RECORDS TO PROCESS:
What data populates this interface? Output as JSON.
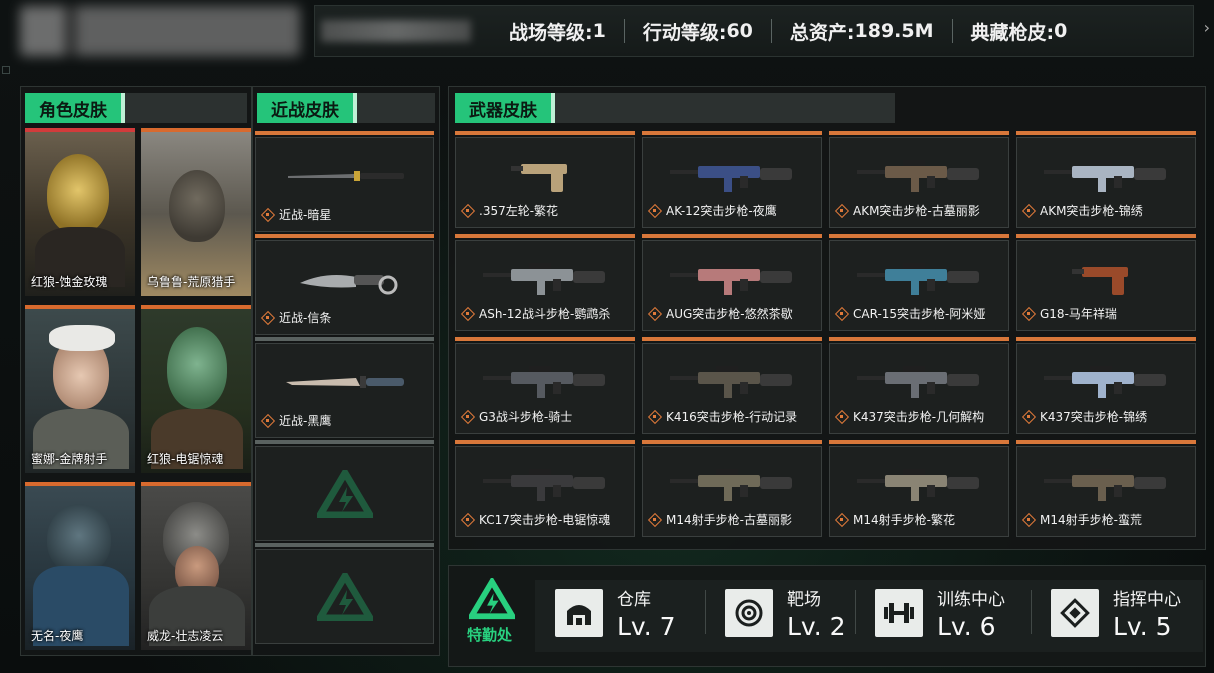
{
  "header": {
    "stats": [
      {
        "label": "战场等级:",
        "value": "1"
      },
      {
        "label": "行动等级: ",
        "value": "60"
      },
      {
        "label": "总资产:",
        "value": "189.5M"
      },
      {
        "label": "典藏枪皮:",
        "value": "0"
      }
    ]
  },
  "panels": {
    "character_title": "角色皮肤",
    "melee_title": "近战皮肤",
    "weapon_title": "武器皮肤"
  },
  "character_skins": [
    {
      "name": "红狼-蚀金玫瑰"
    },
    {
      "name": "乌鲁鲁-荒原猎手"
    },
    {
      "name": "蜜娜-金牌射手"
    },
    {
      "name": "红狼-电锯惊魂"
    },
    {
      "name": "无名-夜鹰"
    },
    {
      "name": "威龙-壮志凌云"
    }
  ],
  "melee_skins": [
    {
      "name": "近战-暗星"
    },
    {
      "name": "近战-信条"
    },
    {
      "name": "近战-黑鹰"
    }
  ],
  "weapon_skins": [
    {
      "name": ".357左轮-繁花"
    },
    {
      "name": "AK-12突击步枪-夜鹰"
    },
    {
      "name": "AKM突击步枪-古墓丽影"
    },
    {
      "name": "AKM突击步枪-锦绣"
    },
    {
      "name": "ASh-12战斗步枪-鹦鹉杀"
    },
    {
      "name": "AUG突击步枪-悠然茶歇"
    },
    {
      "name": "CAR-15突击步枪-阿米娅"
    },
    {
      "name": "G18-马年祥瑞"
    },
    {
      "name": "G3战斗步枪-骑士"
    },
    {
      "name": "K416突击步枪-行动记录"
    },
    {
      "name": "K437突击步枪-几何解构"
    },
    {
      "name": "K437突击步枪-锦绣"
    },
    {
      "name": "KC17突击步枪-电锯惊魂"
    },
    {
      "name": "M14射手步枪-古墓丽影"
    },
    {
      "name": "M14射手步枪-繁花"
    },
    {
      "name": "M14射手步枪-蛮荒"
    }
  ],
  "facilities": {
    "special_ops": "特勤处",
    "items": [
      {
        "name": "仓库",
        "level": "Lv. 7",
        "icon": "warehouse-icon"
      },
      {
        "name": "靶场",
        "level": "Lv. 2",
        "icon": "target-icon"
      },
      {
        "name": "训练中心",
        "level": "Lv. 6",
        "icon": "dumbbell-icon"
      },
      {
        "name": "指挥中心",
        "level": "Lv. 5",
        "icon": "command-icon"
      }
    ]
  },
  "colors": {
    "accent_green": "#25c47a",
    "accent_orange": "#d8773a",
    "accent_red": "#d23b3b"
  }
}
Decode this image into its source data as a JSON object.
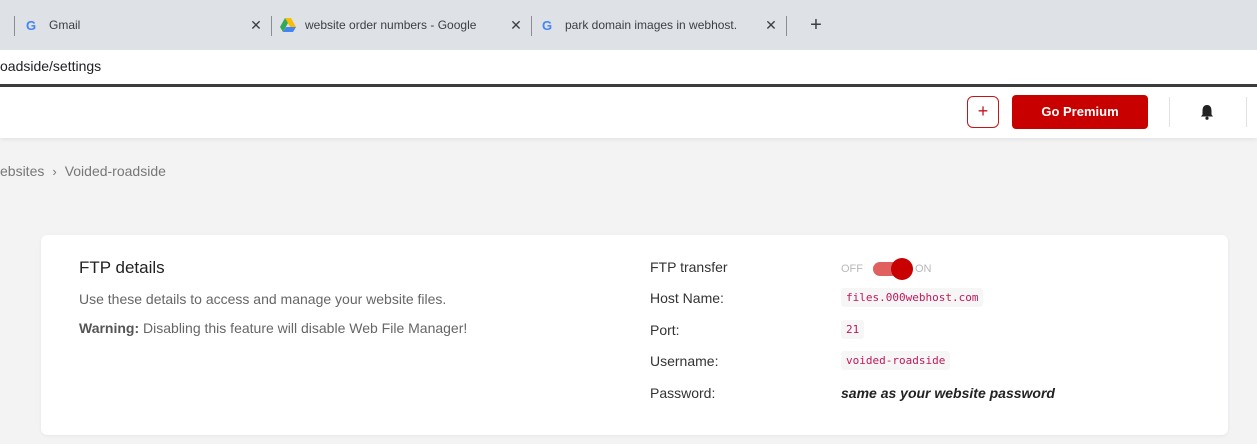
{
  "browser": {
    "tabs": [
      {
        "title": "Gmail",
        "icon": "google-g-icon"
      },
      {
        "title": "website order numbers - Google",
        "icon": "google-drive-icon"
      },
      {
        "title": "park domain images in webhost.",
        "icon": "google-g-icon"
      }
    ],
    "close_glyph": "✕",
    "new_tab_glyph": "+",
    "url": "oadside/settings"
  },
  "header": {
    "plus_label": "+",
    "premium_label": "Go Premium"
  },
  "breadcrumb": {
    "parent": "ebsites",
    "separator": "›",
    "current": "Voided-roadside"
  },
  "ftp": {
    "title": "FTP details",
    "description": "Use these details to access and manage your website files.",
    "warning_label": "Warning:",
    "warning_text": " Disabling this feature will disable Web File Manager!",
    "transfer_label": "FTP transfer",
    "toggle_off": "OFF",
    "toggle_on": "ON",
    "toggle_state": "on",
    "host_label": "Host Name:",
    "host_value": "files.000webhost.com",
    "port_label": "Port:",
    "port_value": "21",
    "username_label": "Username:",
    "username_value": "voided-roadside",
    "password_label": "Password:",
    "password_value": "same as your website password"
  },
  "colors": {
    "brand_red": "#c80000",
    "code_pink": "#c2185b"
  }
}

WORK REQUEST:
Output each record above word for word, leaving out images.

WRITTEN RESPONSE:
What data populates this interface? Output as JSON.
{
  "header": {
    "stats": [
      {
        "label": "战场等级:",
        "value": "1"
      },
      {
        "label": "行动等级: ",
        "value": "60"
      },
      {
        "label": "总资产:",
        "value": "189.5M"
      },
      {
        "label": "典藏枪皮:",
        "value": "0"
      }
    ]
  },
  "panels": {
    "character_title": "角色皮肤",
    "melee_title": "近战皮肤",
    "weapon_title": "武器皮肤"
  },
  "character_skins": [
    {
      "name": "红狼-蚀金玫瑰"
    },
    {
      "name": "乌鲁鲁-荒原猎手"
    },
    {
      "name": "蜜娜-金牌射手"
    },
    {
      "name": "红狼-电锯惊魂"
    },
    {
      "name": "无名-夜鹰"
    },
    {
      "name": "威龙-壮志凌云"
    }
  ],
  "melee_skins": [
    {
      "name": "近战-暗星"
    },
    {
      "name": "近战-信条"
    },
    {
      "name": "近战-黑鹰"
    }
  ],
  "weapon_skins": [
    {
      "name": ".357左轮-繁花"
    },
    {
      "name": "AK-12突击步枪-夜鹰"
    },
    {
      "name": "AKM突击步枪-古墓丽影"
    },
    {
      "name": "AKM突击步枪-锦绣"
    },
    {
      "name": "ASh-12战斗步枪-鹦鹉杀"
    },
    {
      "name": "AUG突击步枪-悠然茶歇"
    },
    {
      "name": "CAR-15突击步枪-阿米娅"
    },
    {
      "name": "G18-马年祥瑞"
    },
    {
      "name": "G3战斗步枪-骑士"
    },
    {
      "name": "K416突击步枪-行动记录"
    },
    {
      "name": "K437突击步枪-几何解构"
    },
    {
      "name": "K437突击步枪-锦绣"
    },
    {
      "name": "KC17突击步枪-电锯惊魂"
    },
    {
      "name": "M14射手步枪-古墓丽影"
    },
    {
      "name": "M14射手步枪-繁花"
    },
    {
      "name": "M14射手步枪-蛮荒"
    }
  ],
  "facilities": {
    "special_ops": "特勤处",
    "items": [
      {
        "name": "仓库",
        "level": "Lv. 7",
        "icon": "warehouse-icon"
      },
      {
        "name": "靶场",
        "level": "Lv. 2",
        "icon": "target-icon"
      },
      {
        "name": "训练中心",
        "level": "Lv. 6",
        "icon": "dumbbell-icon"
      },
      {
        "name": "指挥中心",
        "level": "Lv. 5",
        "icon": "command-icon"
      }
    ]
  },
  "colors": {
    "accent_green": "#25c47a",
    "accent_orange": "#d8773a",
    "accent_red": "#d23b3b"
  }
}
Decode this image into its source data as a JSON object.
{
  "browser": {
    "tabs": [
      {
        "title": "Gmail",
        "icon": "google-g-icon"
      },
      {
        "title": "website order numbers - Google",
        "icon": "google-drive-icon"
      },
      {
        "title": "park domain images in webhost.",
        "icon": "google-g-icon"
      }
    ],
    "close_glyph": "✕",
    "new_tab_glyph": "+",
    "url": "oadside/settings"
  },
  "header": {
    "plus_label": "+",
    "premium_label": "Go Premium"
  },
  "breadcrumb": {
    "parent": "ebsites",
    "separator": "›",
    "current": "Voided-roadside"
  },
  "ftp": {
    "title": "FTP details",
    "description": "Use these details to access and manage your website files.",
    "warning_label": "Warning:",
    "warning_text": " Disabling this feature will disable Web File Manager!",
    "transfer_label": "FTP transfer",
    "toggle_off": "OFF",
    "toggle_on": "ON",
    "toggle_state": "on",
    "host_label": "Host Name:",
    "host_value": "files.000webhost.com",
    "port_label": "Port:",
    "port_value": "21",
    "username_label": "Username:",
    "username_value": "voided-roadside",
    "password_label": "Password:",
    "password_value": "same as your website password"
  },
  "colors": {
    "brand_red": "#c80000",
    "code_pink": "#c2185b"
  }
}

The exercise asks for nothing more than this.